Another “untouchable” but highly addictive substance is sugar, the over-consumption of which is the hidden source, as many medical studies indicate, of most major diseases— cancer, heart disease, and diabetes. Obesity, depression, and behavioral problems can all be related to imbalances in the delicate systems of the body which are caused by too much sugar.

Some other things to consider: Temperance and moderation are enjoined in the entirety of Scripture. Solomon advised on the wisdom of eating “for strength and not for drunkenness” (Ecclesiastes 10:17) and eating only as much honey (natural sugar) as was “sufficient” for your body (Proverbs 25:16). It is not good, he warns, to eat “much” of it (Proverbs 25:27). These principles give us a good idea of how God intended for us to feed the bodies which are His temple. How much is too much? It is our solemn responsibility to study the facts carefully and make our decisions, not from fleshly desires but from educated convictions.

There are other specific areas addressed by these scriptures which we will deal with in later lessons.

—Sis. Angela Gellenbeck

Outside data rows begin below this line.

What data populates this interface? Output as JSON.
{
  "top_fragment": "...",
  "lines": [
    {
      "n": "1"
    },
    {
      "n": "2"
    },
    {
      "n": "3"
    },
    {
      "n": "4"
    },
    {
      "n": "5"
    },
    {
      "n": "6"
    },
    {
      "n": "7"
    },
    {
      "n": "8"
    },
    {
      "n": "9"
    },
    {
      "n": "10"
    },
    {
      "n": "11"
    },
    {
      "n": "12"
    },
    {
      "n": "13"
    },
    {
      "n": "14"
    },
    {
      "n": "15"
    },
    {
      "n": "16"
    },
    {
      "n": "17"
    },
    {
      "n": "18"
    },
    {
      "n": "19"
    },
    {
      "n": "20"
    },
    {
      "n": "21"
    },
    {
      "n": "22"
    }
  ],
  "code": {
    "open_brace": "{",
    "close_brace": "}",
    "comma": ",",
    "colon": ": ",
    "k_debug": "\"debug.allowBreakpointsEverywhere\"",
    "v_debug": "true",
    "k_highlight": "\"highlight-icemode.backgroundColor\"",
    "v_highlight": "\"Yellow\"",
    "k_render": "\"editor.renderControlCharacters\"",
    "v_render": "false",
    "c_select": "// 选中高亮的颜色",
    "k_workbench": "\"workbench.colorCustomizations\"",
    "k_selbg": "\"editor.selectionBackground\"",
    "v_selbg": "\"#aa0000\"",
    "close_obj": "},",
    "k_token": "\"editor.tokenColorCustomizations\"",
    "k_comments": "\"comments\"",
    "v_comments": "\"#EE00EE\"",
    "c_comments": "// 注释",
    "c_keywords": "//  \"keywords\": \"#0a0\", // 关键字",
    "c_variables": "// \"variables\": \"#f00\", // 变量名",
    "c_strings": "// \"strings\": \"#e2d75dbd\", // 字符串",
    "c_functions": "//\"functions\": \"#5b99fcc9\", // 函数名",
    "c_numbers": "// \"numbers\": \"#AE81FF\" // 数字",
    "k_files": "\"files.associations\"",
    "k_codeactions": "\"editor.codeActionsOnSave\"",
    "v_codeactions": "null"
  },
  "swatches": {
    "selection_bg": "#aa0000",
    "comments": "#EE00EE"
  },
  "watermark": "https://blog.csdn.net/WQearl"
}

One Sunday morning in Kenya, I was listening to a message that dealt with this subject—the body being His temple. It was one of those times God came down and I sat for several hours reveling in His presence and marveling at a deeper revelation of His Holiness. It was one of those times I did not want to leave. A greater vision of His Holiness changed me. It changed my desires, my actions and my heart.

Sometimes when talking about bringing one’s body under subjection, the flesh can rise up within and rebel at God’s word. Through this encounter with God, He showed me it isn’t about a list of rules, although I do need to follow the guidelines established in the scriptures. But more than that, when we see God in His purity, in His power, and in His glory, it changes our hearts. And that change in turn gives us the desire to be more like Him—to be pleasing in His sight and in His presence.

When God came down into the tabernacle and into the temple, it was because they had followed the instructions He had given and He found it a worthy dwelling place. How can we expect it to be any different today? If our body is His temple, we should have the desire for Him and make any personal “sacrifice” we must, that He would find us ready for Him to dwell within. Let us take the time to increase our vision of God. It will increase our desire to cleanse and maintain our bodies for His presence. How can words describe when God finds our lives, our conduct, our choices and our sacrifices worthy, and fills our body with His presence and glory? There is nothing more beautiful!

–Sis. Nicole Elwell